======== Data ========

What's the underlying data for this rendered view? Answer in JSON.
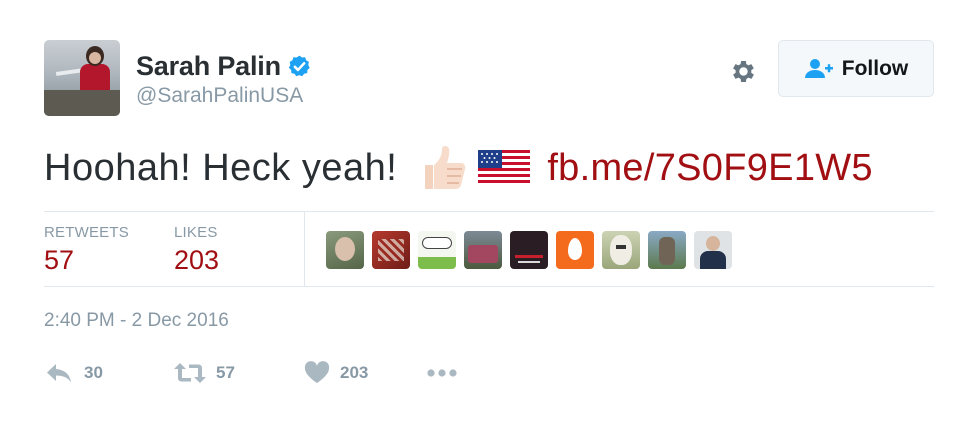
{
  "user": {
    "display_name": "Sarah Palin",
    "handle": "@SarahPalinUSA",
    "verified": true,
    "avatar_icon": "profile-photo"
  },
  "header": {
    "settings_icon": "gear-icon",
    "follow_label": "Follow",
    "follow_icon": "follow-person-plus-icon"
  },
  "tweet": {
    "text": "Hoohah! Heck yeah!",
    "emojis": [
      "thumbs-up-light-skin-tone",
      "us-flag"
    ],
    "link": "fb.me/7S0F9E1W5"
  },
  "stats": {
    "retweets_label": "RETWEETS",
    "retweets_value": "57",
    "likes_label": "LIKES",
    "likes_value": "203",
    "liker_avatar_count": 9
  },
  "timestamp": "2:40 PM - 2 Dec 2016",
  "actions": {
    "reply_count": "30",
    "retweet_count": "57",
    "like_count": "203",
    "more_icon": "more-dots-icon"
  },
  "colors": {
    "link": "#a10f13",
    "muted": "#8899a6",
    "verified": "#1da1f2",
    "follow_icon": "#1da1f2",
    "border": "#e1e8ed"
  }
}
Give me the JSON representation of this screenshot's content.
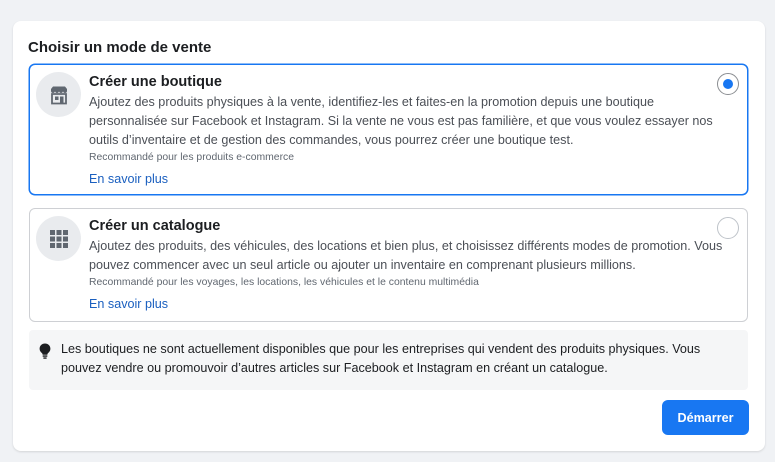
{
  "title": "Choisir un mode de vente",
  "options": [
    {
      "icon": "storefront-icon",
      "title": "Créer une boutique",
      "description": "Ajoutez des produits physiques à la vente, identifiez-les et faites-en la promotion depuis une boutique personnalisée sur Facebook et Instagram. Si la vente ne vous est pas familière, et que vous voulez essayer nos outils d’inventaire et de gestion des commandes, vous pourrez créer une boutique test.",
      "note": "Recommandé pour les produits e-commerce",
      "link": "En savoir plus",
      "selected": true
    },
    {
      "icon": "grid-icon",
      "title": "Créer un catalogue",
      "description": "Ajoutez des produits, des véhicules, des locations et bien plus, et choisissez différents modes de promotion. Vous pouvez commencer avec un seul article ou ajouter un inventaire en comprenant plusieurs millions.",
      "note": "Recommandé pour les voyages, les locations, les véhicules et le contenu multimédia",
      "link": "En savoir plus",
      "selected": false
    }
  ],
  "notice": {
    "icon": "lightbulb-icon",
    "text": "Les boutiques ne sont actuellement disponibles que pour les entreprises qui vendent des produits physiques. Vous pouvez vendre ou promouvoir d’autres articles sur Facebook et Instagram en créant un catalogue."
  },
  "start_button": "Démarrer",
  "colors": {
    "accent": "#1877f2",
    "link": "#1a5fbf"
  }
}
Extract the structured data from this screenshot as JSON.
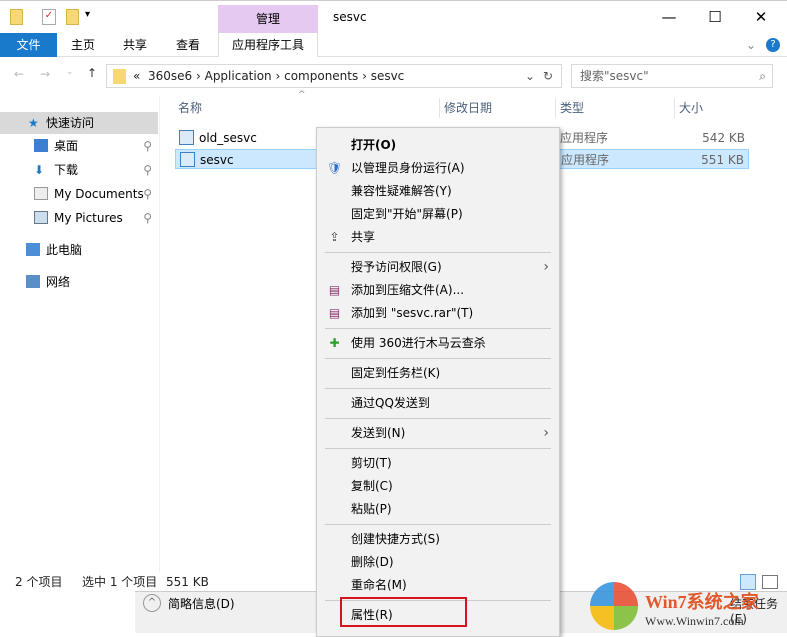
{
  "window": {
    "title": "sesvc",
    "context_tab": "管理",
    "minimize": "—",
    "maximize": "☐",
    "close": "✕"
  },
  "ribbon": {
    "tabs": [
      "文件",
      "主页",
      "共享",
      "查看"
    ],
    "context_tab": "应用程序工具"
  },
  "address": {
    "overflow": "«",
    "path": [
      "360se6",
      "Application",
      "components",
      "sesvc"
    ],
    "search_placeholder": "搜索\"sesvc\""
  },
  "nav": {
    "items": [
      "快速访问",
      "桌面",
      "下载",
      "My Documents",
      "My Pictures",
      "此电脑",
      "网络"
    ]
  },
  "columns": [
    "名称",
    "修改日期",
    "类型",
    "大小"
  ],
  "files": [
    {
      "name": "old_sesvc",
      "type": "应用程序",
      "size": "542 KB"
    },
    {
      "name": "sesvc",
      "type": "应用程序",
      "size": "551 KB"
    }
  ],
  "status": {
    "count": "2 个项目",
    "selected": "选中 1 个项目",
    "size": "551 KB"
  },
  "background_window": {
    "details": "简略信息(D)",
    "end_task": "结束任务(E)"
  },
  "context_menu": [
    {
      "label": "打开(O)",
      "bold": true
    },
    {
      "label": "以管理员身份运行(A)",
      "icon": "shield"
    },
    {
      "label": "兼容性疑难解答(Y)"
    },
    {
      "label": "固定到\"开始\"屏幕(P)"
    },
    {
      "label": "共享",
      "icon": "share"
    },
    {
      "sep": true
    },
    {
      "label": "授予访问权限(G)",
      "submenu": true
    },
    {
      "label": "添加到压缩文件(A)...",
      "icon": "rar"
    },
    {
      "label": "添加到 \"sesvc.rar\"(T)",
      "icon": "rar"
    },
    {
      "sep": true
    },
    {
      "label": "使用 360进行木马云查杀",
      "icon": "360"
    },
    {
      "sep": true
    },
    {
      "label": "固定到任务栏(K)"
    },
    {
      "sep": true
    },
    {
      "label": "通过QQ发送到"
    },
    {
      "sep": true
    },
    {
      "label": "发送到(N)",
      "submenu": true
    },
    {
      "sep": true
    },
    {
      "label": "剪切(T)"
    },
    {
      "label": "复制(C)"
    },
    {
      "label": "粘贴(P)"
    },
    {
      "sep": true
    },
    {
      "label": "创建快捷方式(S)"
    },
    {
      "label": "删除(D)"
    },
    {
      "label": "重命名(M)"
    },
    {
      "sep": true
    },
    {
      "label": "属性(R)"
    }
  ],
  "watermark": {
    "brand": "Win7系统之家",
    "url": "Www.Winwin7.com"
  }
}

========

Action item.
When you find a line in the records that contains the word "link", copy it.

Solution to the exercise.
    "link": "fb.me/7S0F9E1W5"
    "link": "#a10f13",
      "link": "En savoir plus",
      "link": "En savoir plus",
    "link": "#1a5fbf"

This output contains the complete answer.